13 Min.
science … or just fiction?

WHEN PHYSICIST AND AUTHOR STEPHEN WEBB WAS A KID in the 1960s, humans were finally reaching beyond Earth. Satellites orbited the planet. Rockets blasted people into space. Astronauts walked on the moon. And in the distance, Mars, with its red soil and hints of ancient water, titillated imaginations and beckoned Earthlings onward. “I grew up — I guess you’d say — in a science fictional world,” says Webb, a bald British man whose alternately arched and furrowed eyebrows can tell a story of excitement and confusion almost as well as words do. During that same childhood period, he was immersing himself in actual science fiction, in addition to this nonfictional reality that was so cool it seemed fake. He devoured books by canonical authors like Robert Heinlein and Isaac Asimov. In the…
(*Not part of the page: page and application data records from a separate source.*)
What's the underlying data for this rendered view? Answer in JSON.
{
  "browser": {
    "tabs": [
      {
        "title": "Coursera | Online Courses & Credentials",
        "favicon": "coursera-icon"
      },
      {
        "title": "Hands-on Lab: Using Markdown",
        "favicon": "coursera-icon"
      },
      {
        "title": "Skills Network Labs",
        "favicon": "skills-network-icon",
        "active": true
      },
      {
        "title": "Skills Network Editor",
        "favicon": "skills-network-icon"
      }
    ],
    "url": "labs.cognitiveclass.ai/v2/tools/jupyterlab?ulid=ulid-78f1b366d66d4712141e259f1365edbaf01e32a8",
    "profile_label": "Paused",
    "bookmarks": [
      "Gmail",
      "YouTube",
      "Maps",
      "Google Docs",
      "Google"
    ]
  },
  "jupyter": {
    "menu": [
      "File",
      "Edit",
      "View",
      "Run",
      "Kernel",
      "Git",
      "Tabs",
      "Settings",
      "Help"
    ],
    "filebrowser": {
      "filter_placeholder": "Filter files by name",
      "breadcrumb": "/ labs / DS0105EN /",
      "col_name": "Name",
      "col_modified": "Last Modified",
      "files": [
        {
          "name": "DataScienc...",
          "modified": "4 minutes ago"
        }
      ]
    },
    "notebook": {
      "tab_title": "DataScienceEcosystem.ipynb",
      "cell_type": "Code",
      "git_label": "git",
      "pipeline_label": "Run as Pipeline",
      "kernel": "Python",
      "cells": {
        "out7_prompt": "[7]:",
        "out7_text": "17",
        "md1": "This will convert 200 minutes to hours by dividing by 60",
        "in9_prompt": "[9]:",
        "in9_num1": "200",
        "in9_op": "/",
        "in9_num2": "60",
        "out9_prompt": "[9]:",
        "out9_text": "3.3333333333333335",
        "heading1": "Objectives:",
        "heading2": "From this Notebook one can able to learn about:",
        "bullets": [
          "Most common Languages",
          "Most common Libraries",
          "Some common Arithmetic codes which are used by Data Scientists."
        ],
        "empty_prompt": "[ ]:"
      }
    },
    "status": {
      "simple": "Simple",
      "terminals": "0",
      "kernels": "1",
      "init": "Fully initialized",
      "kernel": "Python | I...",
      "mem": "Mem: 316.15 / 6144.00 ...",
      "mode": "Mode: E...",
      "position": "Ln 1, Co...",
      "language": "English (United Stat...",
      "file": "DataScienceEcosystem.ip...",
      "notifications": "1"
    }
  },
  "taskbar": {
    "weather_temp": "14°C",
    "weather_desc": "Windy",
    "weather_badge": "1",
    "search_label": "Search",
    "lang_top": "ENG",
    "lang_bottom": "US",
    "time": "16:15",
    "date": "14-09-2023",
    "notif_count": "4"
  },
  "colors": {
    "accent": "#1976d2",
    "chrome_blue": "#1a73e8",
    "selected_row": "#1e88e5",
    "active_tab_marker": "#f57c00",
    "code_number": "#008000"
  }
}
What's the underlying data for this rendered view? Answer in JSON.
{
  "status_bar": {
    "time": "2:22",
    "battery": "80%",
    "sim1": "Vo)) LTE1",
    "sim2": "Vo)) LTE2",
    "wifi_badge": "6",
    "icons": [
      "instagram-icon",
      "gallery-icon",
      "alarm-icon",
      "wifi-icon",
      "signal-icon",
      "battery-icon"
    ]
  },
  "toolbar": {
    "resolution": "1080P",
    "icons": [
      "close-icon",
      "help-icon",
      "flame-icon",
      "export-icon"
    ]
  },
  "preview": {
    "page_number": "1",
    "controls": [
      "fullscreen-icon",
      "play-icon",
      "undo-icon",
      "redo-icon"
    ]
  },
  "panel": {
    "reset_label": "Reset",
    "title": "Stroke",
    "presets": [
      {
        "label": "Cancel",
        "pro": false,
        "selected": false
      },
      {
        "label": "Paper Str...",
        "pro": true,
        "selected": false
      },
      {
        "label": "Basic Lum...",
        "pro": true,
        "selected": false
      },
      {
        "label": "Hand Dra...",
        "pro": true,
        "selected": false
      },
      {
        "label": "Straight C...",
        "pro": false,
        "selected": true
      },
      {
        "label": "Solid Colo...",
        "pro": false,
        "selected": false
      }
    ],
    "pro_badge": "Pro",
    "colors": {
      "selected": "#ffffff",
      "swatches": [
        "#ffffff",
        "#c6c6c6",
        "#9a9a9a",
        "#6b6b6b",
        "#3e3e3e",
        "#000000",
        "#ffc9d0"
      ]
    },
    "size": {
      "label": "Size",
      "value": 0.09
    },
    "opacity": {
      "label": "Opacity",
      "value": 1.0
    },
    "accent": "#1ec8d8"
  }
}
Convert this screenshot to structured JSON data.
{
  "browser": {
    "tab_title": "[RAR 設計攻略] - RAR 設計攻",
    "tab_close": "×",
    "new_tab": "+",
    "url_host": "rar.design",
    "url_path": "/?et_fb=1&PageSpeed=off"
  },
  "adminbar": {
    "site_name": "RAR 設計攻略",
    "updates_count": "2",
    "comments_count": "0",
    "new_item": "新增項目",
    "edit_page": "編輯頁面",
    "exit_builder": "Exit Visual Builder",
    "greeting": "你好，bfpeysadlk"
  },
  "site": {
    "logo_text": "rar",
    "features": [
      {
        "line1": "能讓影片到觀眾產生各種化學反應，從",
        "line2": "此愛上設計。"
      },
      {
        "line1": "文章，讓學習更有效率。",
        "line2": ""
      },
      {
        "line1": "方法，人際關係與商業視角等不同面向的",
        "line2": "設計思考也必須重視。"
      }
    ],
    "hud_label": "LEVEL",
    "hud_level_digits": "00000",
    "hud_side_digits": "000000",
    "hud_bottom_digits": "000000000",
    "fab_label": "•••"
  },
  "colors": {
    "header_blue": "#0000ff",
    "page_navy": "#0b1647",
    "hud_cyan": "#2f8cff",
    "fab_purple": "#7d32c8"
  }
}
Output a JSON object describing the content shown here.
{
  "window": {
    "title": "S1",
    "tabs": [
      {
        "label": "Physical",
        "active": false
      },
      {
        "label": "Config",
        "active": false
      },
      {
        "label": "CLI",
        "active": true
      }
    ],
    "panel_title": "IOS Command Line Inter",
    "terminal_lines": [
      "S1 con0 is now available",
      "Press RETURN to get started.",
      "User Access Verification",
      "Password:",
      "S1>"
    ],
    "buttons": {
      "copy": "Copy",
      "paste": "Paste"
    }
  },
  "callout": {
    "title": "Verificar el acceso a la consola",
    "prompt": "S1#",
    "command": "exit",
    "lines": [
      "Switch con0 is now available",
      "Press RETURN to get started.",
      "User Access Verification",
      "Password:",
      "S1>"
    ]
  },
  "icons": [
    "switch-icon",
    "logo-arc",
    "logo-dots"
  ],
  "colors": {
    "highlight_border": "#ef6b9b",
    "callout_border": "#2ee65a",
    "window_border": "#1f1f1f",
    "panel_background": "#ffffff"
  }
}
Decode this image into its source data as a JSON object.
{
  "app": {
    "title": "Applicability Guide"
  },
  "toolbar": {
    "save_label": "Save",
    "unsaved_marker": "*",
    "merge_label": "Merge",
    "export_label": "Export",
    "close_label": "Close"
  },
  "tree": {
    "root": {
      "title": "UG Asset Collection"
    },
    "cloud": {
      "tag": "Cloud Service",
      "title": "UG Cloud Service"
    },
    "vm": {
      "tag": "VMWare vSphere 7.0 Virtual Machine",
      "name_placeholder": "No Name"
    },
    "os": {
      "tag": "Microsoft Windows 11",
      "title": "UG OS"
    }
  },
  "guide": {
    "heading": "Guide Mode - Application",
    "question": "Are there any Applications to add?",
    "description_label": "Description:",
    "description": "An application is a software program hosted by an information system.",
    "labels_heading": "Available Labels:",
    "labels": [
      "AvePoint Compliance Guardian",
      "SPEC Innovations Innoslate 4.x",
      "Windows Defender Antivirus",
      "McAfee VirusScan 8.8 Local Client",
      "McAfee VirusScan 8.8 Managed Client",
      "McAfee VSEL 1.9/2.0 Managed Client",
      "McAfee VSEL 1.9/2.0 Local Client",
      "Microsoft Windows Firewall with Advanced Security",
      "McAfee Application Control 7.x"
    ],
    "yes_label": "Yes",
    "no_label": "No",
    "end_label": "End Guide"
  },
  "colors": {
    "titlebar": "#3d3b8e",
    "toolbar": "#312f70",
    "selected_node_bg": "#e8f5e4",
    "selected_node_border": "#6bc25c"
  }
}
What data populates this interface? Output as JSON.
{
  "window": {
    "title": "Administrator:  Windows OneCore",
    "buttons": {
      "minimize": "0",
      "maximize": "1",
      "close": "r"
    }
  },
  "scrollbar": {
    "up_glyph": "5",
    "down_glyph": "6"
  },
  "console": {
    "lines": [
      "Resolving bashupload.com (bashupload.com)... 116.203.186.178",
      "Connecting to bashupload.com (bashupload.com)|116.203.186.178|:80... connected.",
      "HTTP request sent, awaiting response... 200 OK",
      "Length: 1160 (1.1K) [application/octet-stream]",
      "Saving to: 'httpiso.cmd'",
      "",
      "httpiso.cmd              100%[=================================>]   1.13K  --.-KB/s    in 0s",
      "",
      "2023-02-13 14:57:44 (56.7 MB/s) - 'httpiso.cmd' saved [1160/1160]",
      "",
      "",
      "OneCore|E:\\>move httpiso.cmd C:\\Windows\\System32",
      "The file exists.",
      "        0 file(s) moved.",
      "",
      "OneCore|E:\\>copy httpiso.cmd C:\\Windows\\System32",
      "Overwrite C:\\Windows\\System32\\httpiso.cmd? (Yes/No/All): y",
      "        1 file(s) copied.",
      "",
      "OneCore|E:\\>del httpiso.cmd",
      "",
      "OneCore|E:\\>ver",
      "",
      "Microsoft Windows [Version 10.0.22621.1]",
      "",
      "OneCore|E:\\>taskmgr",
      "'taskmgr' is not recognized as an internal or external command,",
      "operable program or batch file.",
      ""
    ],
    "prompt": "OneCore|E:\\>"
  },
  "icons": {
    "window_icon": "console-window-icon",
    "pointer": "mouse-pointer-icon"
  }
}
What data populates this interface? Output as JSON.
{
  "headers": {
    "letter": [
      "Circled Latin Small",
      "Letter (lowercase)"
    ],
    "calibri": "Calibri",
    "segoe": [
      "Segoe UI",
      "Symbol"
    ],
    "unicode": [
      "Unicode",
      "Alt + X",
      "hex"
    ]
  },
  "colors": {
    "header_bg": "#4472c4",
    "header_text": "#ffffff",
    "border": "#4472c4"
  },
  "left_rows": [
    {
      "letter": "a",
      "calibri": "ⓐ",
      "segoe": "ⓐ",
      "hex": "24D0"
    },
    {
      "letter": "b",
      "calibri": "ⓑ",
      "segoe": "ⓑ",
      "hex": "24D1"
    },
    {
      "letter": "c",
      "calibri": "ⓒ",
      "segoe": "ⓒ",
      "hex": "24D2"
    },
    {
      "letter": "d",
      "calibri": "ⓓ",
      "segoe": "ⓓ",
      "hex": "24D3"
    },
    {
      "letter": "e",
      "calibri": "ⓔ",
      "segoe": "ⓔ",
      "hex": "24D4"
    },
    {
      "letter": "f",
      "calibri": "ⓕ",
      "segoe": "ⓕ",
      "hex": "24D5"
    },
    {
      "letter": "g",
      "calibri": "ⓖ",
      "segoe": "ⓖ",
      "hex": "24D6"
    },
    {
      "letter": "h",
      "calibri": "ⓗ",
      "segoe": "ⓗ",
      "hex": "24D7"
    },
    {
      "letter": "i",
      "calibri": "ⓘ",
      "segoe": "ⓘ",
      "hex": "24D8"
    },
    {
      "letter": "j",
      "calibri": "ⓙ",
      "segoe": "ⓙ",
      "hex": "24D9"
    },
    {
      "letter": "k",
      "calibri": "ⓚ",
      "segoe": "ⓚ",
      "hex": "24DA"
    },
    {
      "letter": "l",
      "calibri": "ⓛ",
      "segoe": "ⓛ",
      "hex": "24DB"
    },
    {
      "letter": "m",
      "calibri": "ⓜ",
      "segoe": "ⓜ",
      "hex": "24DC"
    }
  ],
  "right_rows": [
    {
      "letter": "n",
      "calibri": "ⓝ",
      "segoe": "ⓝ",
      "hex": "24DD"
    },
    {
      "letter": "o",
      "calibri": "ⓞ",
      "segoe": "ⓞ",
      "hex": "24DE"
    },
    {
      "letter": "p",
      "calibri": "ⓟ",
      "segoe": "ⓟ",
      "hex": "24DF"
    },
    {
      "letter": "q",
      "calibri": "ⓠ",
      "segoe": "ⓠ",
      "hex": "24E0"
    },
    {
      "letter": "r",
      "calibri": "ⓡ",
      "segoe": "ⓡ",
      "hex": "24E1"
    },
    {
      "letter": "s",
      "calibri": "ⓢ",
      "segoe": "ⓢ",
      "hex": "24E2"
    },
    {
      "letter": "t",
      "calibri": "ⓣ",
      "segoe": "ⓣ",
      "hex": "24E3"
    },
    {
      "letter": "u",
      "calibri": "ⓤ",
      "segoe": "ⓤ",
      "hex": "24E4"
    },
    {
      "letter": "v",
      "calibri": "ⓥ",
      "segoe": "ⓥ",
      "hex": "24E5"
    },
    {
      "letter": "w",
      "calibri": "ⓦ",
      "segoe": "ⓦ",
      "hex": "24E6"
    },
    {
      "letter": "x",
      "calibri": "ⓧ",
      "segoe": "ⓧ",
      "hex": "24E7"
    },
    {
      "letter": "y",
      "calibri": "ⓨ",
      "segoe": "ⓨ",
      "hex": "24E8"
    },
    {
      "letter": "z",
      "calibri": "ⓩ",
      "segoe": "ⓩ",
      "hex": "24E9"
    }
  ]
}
9 Min.
talk to the hand

TAKE A MOMENT TO PAY ATTENTION TO YOUR HANDS. IT WILL BE TIME WELL SPENT, BECAUSE THEY ARE EVOLUTIONARY MARVELS. HOLD ONE UP AND EXAMINE IT. OPEN AND CLOSE IT. PLAY WITH YOUR FINGERS. TOUCH THE TIPS OF YOUR FOUR FINGERS WITH YOUR THUMB. ROTATE YOUR WRIST. YOU SHOULD BE ABLE TO TURN IT 180 DEGREES WITH EASE. BALL YOUR HAND UP INTO A FIST UNTIL YOUR THUMB LIES ON TOP OF AND LENDS SUPPORT TO YOUR INDEX, MIDDLE AND RING FINGERS. THAT IS SOMETHING NO APE CAN DO. WE CAN DETECT UNEVEN SURFACES WITH OUR FINGERS THAT WE CANNOT SEE WITH OUR NAKED EYE. It is not only the flexibility granted by the fully opposable thumb that makes the human hand so special, but also its extraordinary ability to feel and…